On Fab's latest move

2014-05-24 3 min read

    Fab recently laid off a third of their staff as they transition from designer flash sales into customized goods and their own private label. The business is tough and reminded me of our experiences building Makers Alley. We initially set out to build a place where people can buy customized, personal furniture from local designers. The idea was was consumers would benefit from being able to get items that are custom made and can be customized to fit individual styles while supporting a local business and makers would have a new avenue to sell their products and build their brand.

    Unfortunately, we faced huge obstacles on the consumer side. We thought that with such a feel good story and compelling vision we’d have no trouble attracting people to buy furniture but it was extremely tough. We launched during the flash sales era where everyone was on a hunt for deals and discounts. We considered showing discounted prices by inflating the original price but that just didn’t feel right and we didn’t want to diminish the work of our makers and designers.

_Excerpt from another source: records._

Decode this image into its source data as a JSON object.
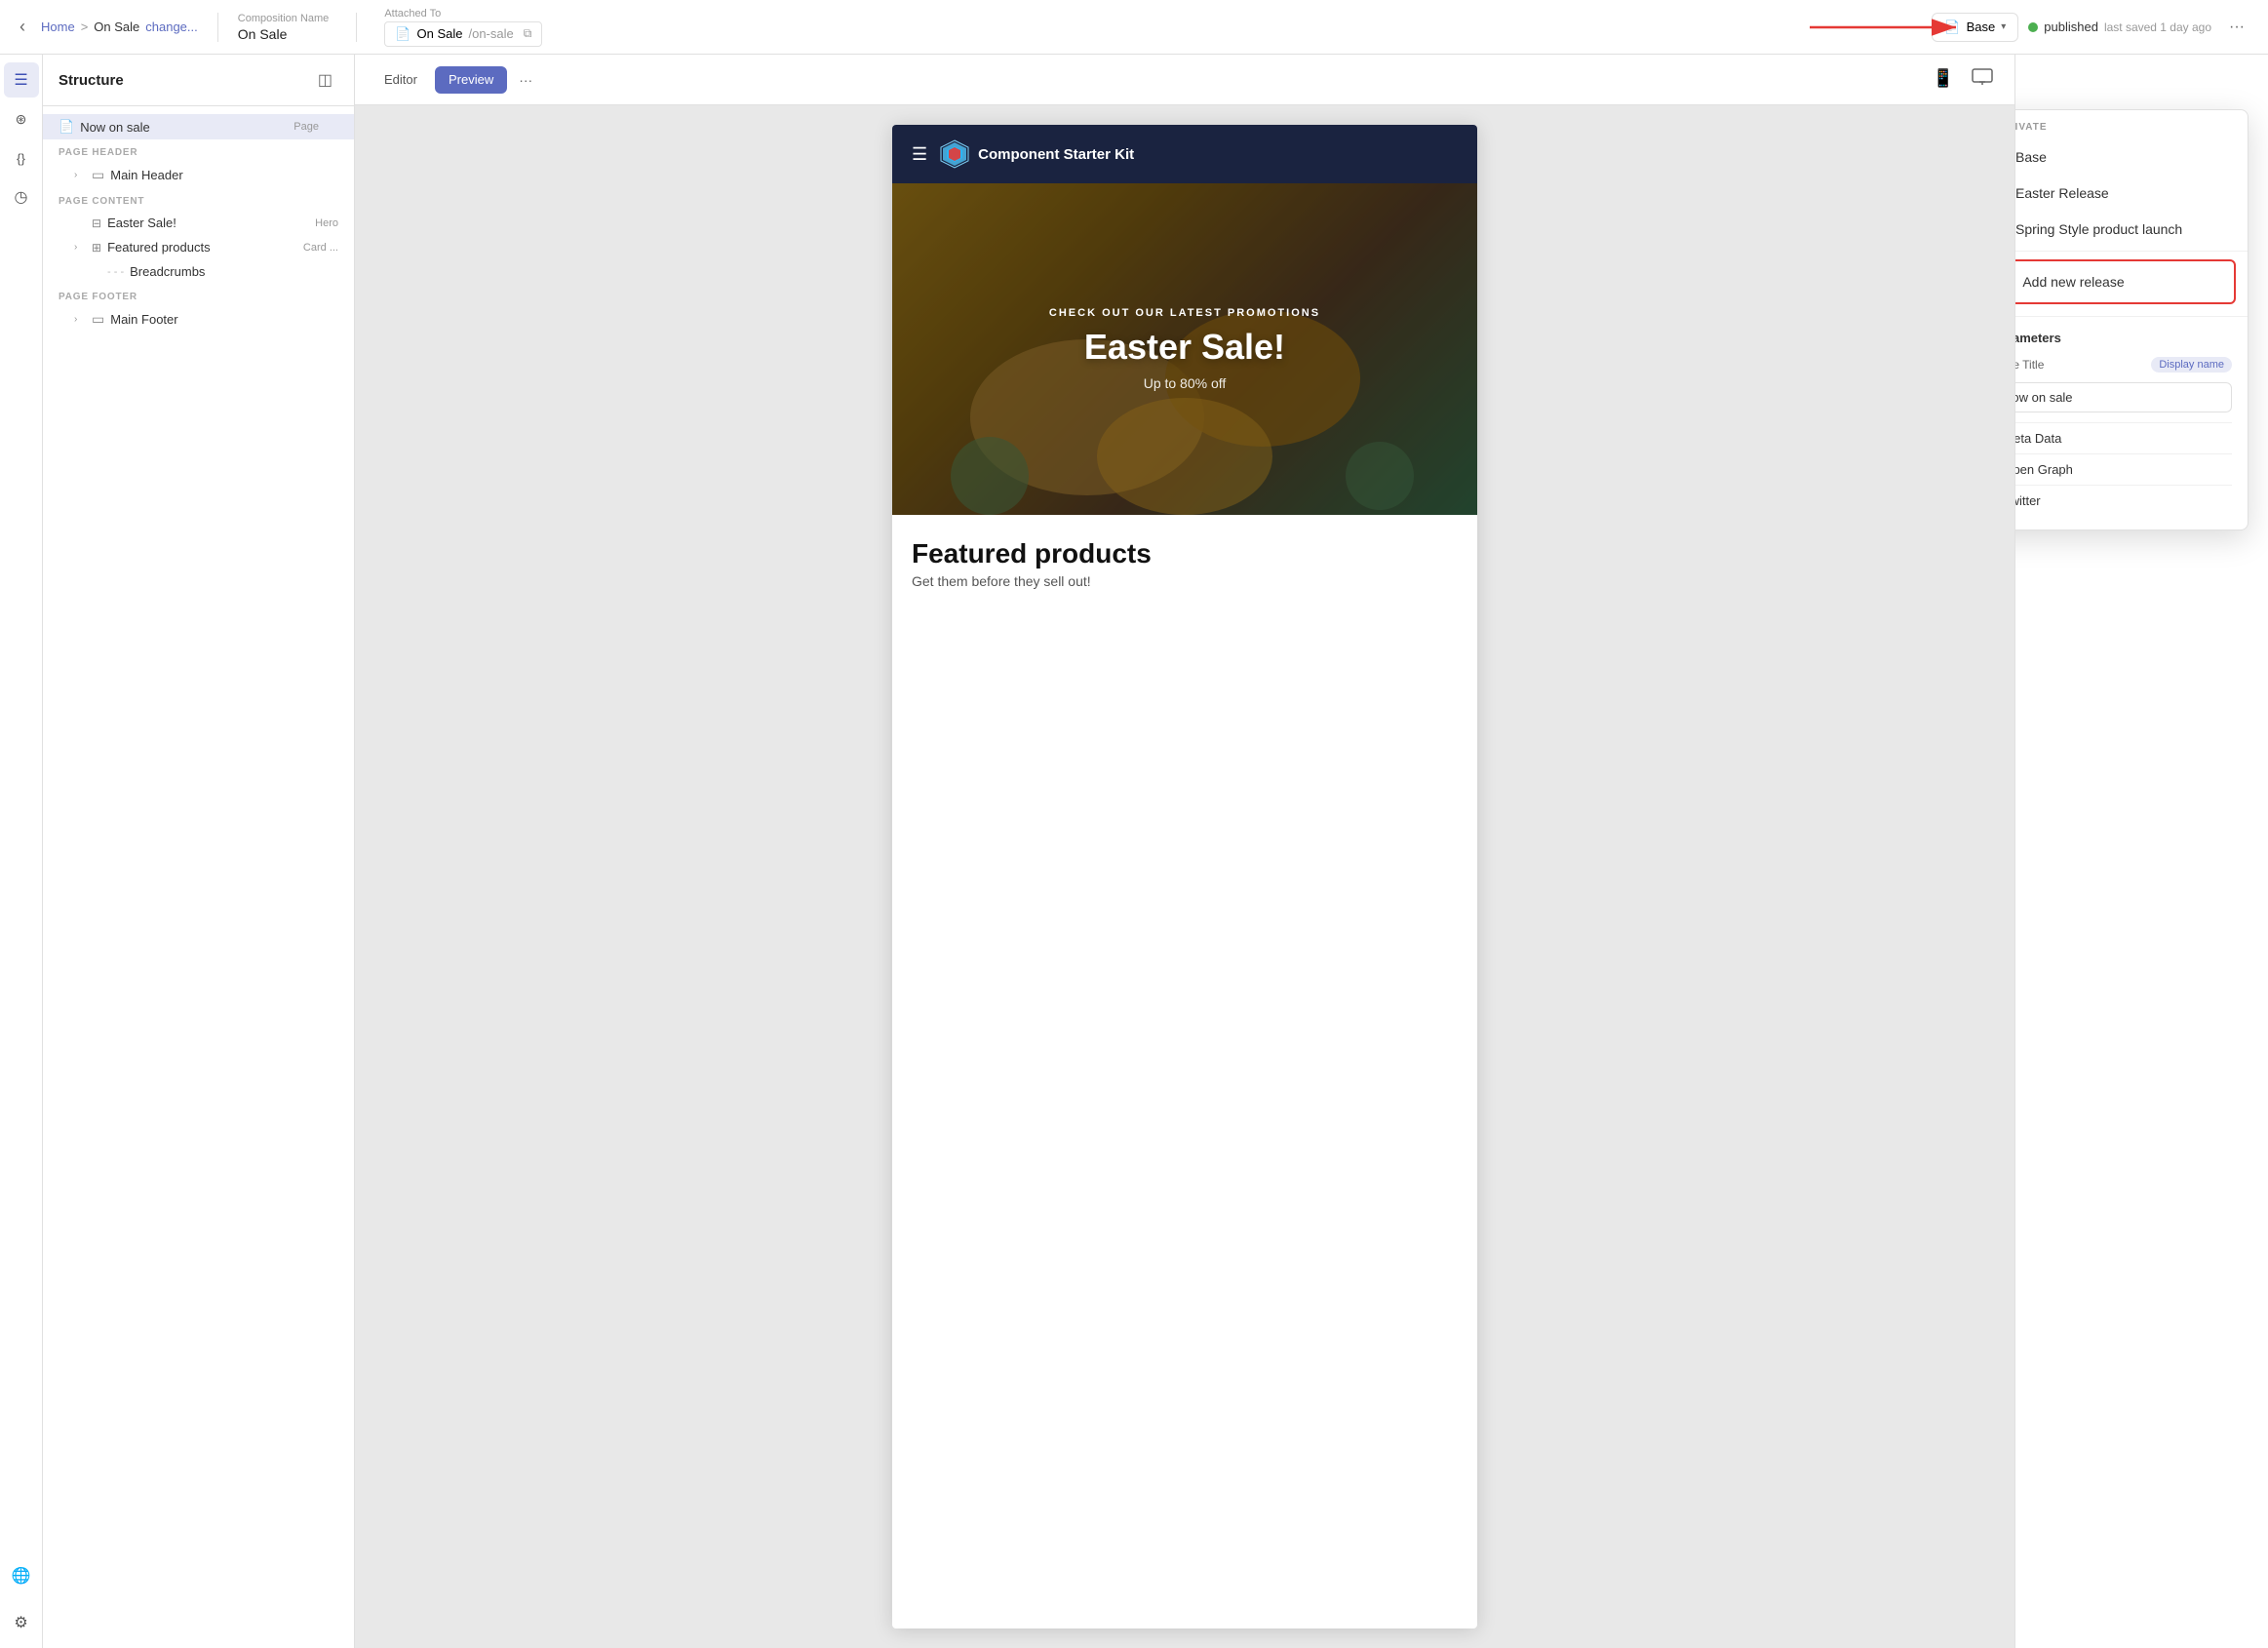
{
  "topbar": {
    "back_label": "‹",
    "breadcrumb": {
      "home": "Home",
      "sep": ">",
      "current": "On Sale",
      "change": "change..."
    },
    "comp_name_label": "Composition Name",
    "comp_name_value": "On Sale",
    "attached_label": "Attached To",
    "attached_page": "On Sale",
    "attached_path": "/on-sale",
    "base_btn": "Base",
    "published": "published",
    "saved": "last saved 1 day ago",
    "more": "···"
  },
  "icon_sidebar": {
    "icons": [
      {
        "name": "menu-icon",
        "symbol": "☰",
        "active": true
      },
      {
        "name": "layers-icon",
        "symbol": "⊕",
        "active": false
      },
      {
        "name": "code-icon",
        "symbol": "{}",
        "active": false
      },
      {
        "name": "history-icon",
        "symbol": "◷",
        "active": false
      },
      {
        "name": "globe-icon",
        "symbol": "⊕",
        "active": false
      },
      {
        "name": "settings-icon",
        "symbol": "⚙",
        "active": false,
        "bottom": true
      }
    ]
  },
  "structure": {
    "title": "Structure",
    "page_item": {
      "label": "Now on sale",
      "badge": "Page"
    },
    "sections": [
      {
        "label": "PAGE HEADER",
        "items": [
          {
            "indent": 1,
            "icon": "□",
            "label": "Main Header",
            "expandable": true
          }
        ]
      },
      {
        "label": "PAGE CONTENT",
        "items": [
          {
            "indent": 1,
            "icon": "⊟",
            "label": "Easter Sale!",
            "badge": "Hero"
          },
          {
            "indent": 1,
            "icon": "⊞",
            "label": "Featured products",
            "badge": "Card ...",
            "expandable": true
          },
          {
            "indent": 2,
            "icon": "---",
            "label": "Breadcrumbs",
            "dashed": true
          }
        ]
      },
      {
        "label": "PAGE FOOTER",
        "items": [
          {
            "indent": 1,
            "icon": "□",
            "label": "Main Footer",
            "expandable": true
          }
        ]
      }
    ]
  },
  "preview_toolbar": {
    "tabs": [
      "Editor",
      "Preview",
      "···"
    ],
    "active_tab": "Preview",
    "devices": [
      "📱",
      "🖥"
    ]
  },
  "preview_content": {
    "site_name": "Component Starter Kit",
    "hero": {
      "subtitle": "CHECK OUT OUR LATEST PROMOTIONS",
      "title": "Easter Sale!",
      "description": "Up to 80% off"
    },
    "featured": {
      "title": "Featured products",
      "subtitle": "Get them before they sell out!"
    }
  },
  "dropdown": {
    "activate_label": "ACTIVATE",
    "items": [
      {
        "label": "Base",
        "checked": true
      },
      {
        "label": "Easter Release",
        "checked": false
      },
      {
        "label": "Spring Style product launch",
        "checked": false
      }
    ],
    "add_new_release": "Add new release"
  },
  "right_panel": {
    "parameters_title": "Parameters",
    "page_title_label": "Page Title",
    "display_name_badge": "Display name",
    "page_title_value": "Now on sale",
    "collapsibles": [
      {
        "label": "Meta Data"
      },
      {
        "label": "Open Graph"
      },
      {
        "label": "Twitter"
      }
    ]
  }
}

    I recall talking to one of our woodworkers who told us about being approached by Fab which wanted to include some of his pieces but they wanted him to sell his pieces at too steep of a discount in addition to Fab taking a cut that it made no economic sense to do it. This validated our belief that we did not want to go down the discount route but that still didn’t help us attract consumers - especially when they were being inundated with expiring deals and flash sales. Fab wanted to promote good design from new designers but their flash sales model prohibited them from working with the designers and makers who needed it the most.

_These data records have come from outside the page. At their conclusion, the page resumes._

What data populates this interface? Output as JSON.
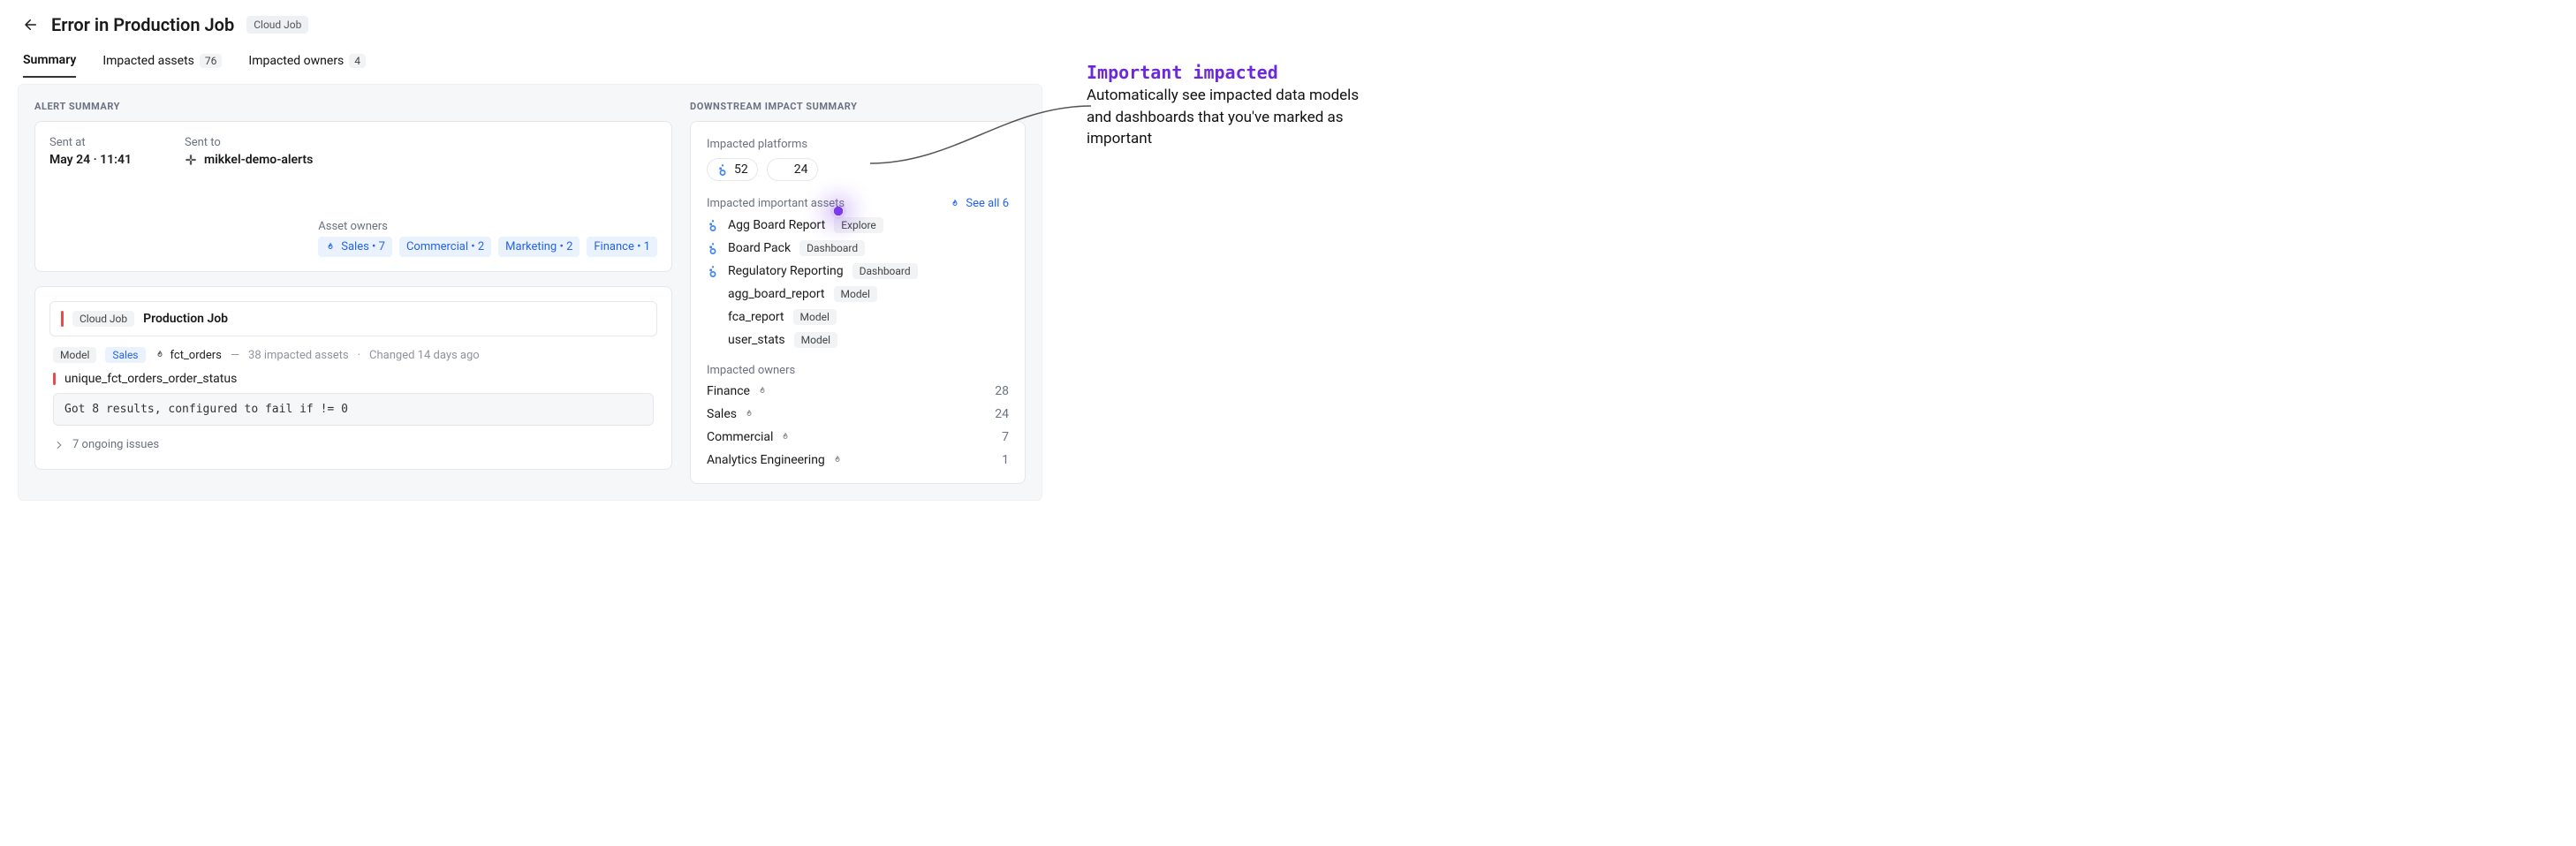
{
  "header": {
    "title": "Error in Production Job",
    "badge": "Cloud Job"
  },
  "tabs": {
    "summary": "Summary",
    "impacted_assets_label": "Impacted assets",
    "impacted_assets_count": "76",
    "impacted_owners_label": "Impacted owners",
    "impacted_owners_count": "4"
  },
  "alert_summary": {
    "section": "ALERT SUMMARY",
    "sent_at_label": "Sent at",
    "sent_at_value": "May 24 · 11:41",
    "sent_to_label": "Sent to",
    "sent_to_value": "mikkel-demo-alerts",
    "asset_owners_label": "Asset owners",
    "owners": [
      "Sales • 7",
      "Commercial • 2",
      "Marketing • 2",
      "Finance • 1"
    ]
  },
  "error": {
    "job_type": "Cloud Job",
    "job_name": "Production Job",
    "model_chip": "Model",
    "team_chip": "Sales",
    "asset_name": "fct_orders",
    "impacted_text": "38 impacted assets",
    "changed_text": "Changed 14 days ago",
    "test_name": "unique_fct_orders_order_status",
    "message": "Got 8 results, configured to fail if != 0",
    "ongoing": "7 ongoing issues"
  },
  "impact": {
    "section": "DOWNSTREAM IMPACT SUMMARY",
    "platforms_label": "Impacted platforms",
    "platforms": [
      {
        "icon": "looker",
        "count": "52"
      },
      {
        "icon": "dbt",
        "count": "24"
      }
    ],
    "important_label": "Impacted important assets",
    "see_all": "See all 6",
    "assets": [
      {
        "icon": "looker",
        "name": "Agg Board Report",
        "type": "Explore"
      },
      {
        "icon": "looker",
        "name": "Board Pack",
        "type": "Dashboard"
      },
      {
        "icon": "looker",
        "name": "Regulatory Reporting",
        "type": "Dashboard"
      },
      {
        "icon": "dbt",
        "name": "agg_board_report",
        "type": "Model"
      },
      {
        "icon": "dbt",
        "name": "fca_report",
        "type": "Model"
      },
      {
        "icon": "dbt",
        "name": "user_stats",
        "type": "Model"
      }
    ],
    "owners_label": "Impacted owners",
    "owners": [
      {
        "name": "Finance",
        "count": "28"
      },
      {
        "name": "Sales",
        "count": "24"
      },
      {
        "name": "Commercial",
        "count": "7"
      },
      {
        "name": "Analytics Engineering",
        "count": "1"
      }
    ]
  },
  "callout": {
    "title": "Important impacted",
    "body": "Automatically see impacted data models and dashboards that you've marked as important"
  },
  "icons": {
    "looker_color": "#4285F4",
    "dbt_color": "#FF694A"
  }
}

    Fab’s new direction feels bittersweet. It sucks for any entrepreneur to realize that a business model doesn’t work and it absolutely sucks to have to lay off amazing people who actually believed in your vision but at the same time I do think that their new model is more sustainable and better for the long haul, not to mention that it’s now more similar to what we were trying to do Makers Alley.

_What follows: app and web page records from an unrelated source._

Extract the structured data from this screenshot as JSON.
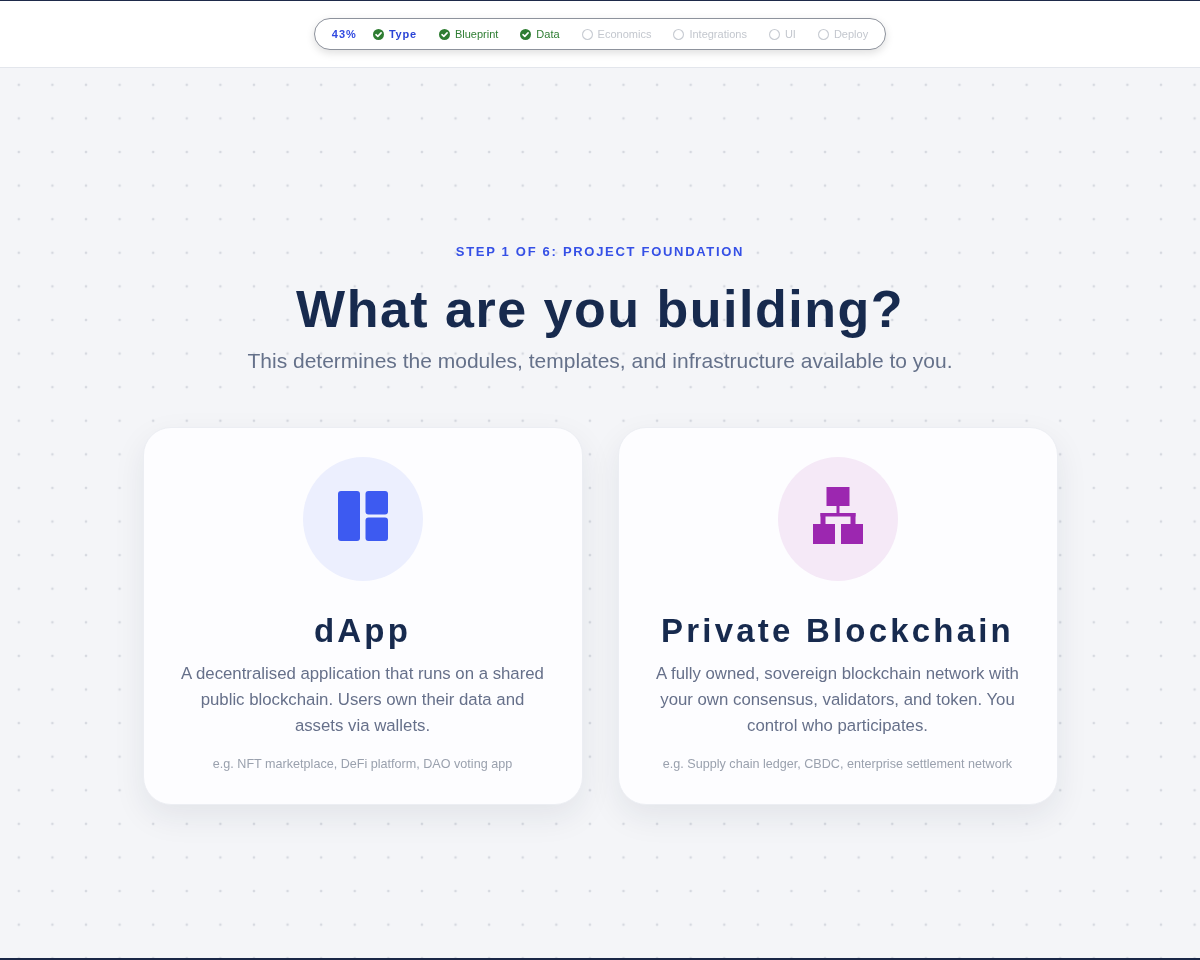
{
  "header": {
    "progress": "43%",
    "steps": [
      {
        "label": "Type",
        "done": true,
        "selected": true
      },
      {
        "label": "Blueprint",
        "done": true,
        "selected": false
      },
      {
        "label": "Data",
        "done": true,
        "selected": false
      },
      {
        "label": "Economics",
        "done": false,
        "selected": false
      },
      {
        "label": "Integrations",
        "done": false,
        "selected": false
      },
      {
        "label": "UI",
        "done": false,
        "selected": false
      },
      {
        "label": "Deploy",
        "done": false,
        "selected": false
      }
    ]
  },
  "intro": {
    "eyebrow": "STEP 1 OF 6: PROJECT FOUNDATION",
    "title": "What are you building?",
    "subtitle": "This determines the modules, templates, and infrastructure available to you."
  },
  "options": [
    {
      "kind": "app",
      "color": "#3d5af1",
      "title": "dApp",
      "description": "A decentralised application that runs on a shared public blockchain. Users own their data and assets via wallets.",
      "examples": "e.g. NFT marketplace, DeFi platform, DAO voting app"
    },
    {
      "kind": "network",
      "color": "#9c27b0",
      "title": "Private Blockchain",
      "description": "A fully owned, sovereign blockchain network with your own consensus, validators, and token. You control who participates.",
      "examples": "e.g. Supply chain ledger, CBDC, enterprise settlement network"
    }
  ]
}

    Building a custom label should be easier than starting from scratch since Fab’s already associated with good design but their challenge will be changing the mindset of their customers from expecting great deals to be willing to pay more for curated, unique designs. This is going to be tough and there’s a lot more competition in this space. I suspect their biggest competitor is Etsy and that’s why they’re focusing on their private label in order to move away from that model and become more like the Warby Parker for design.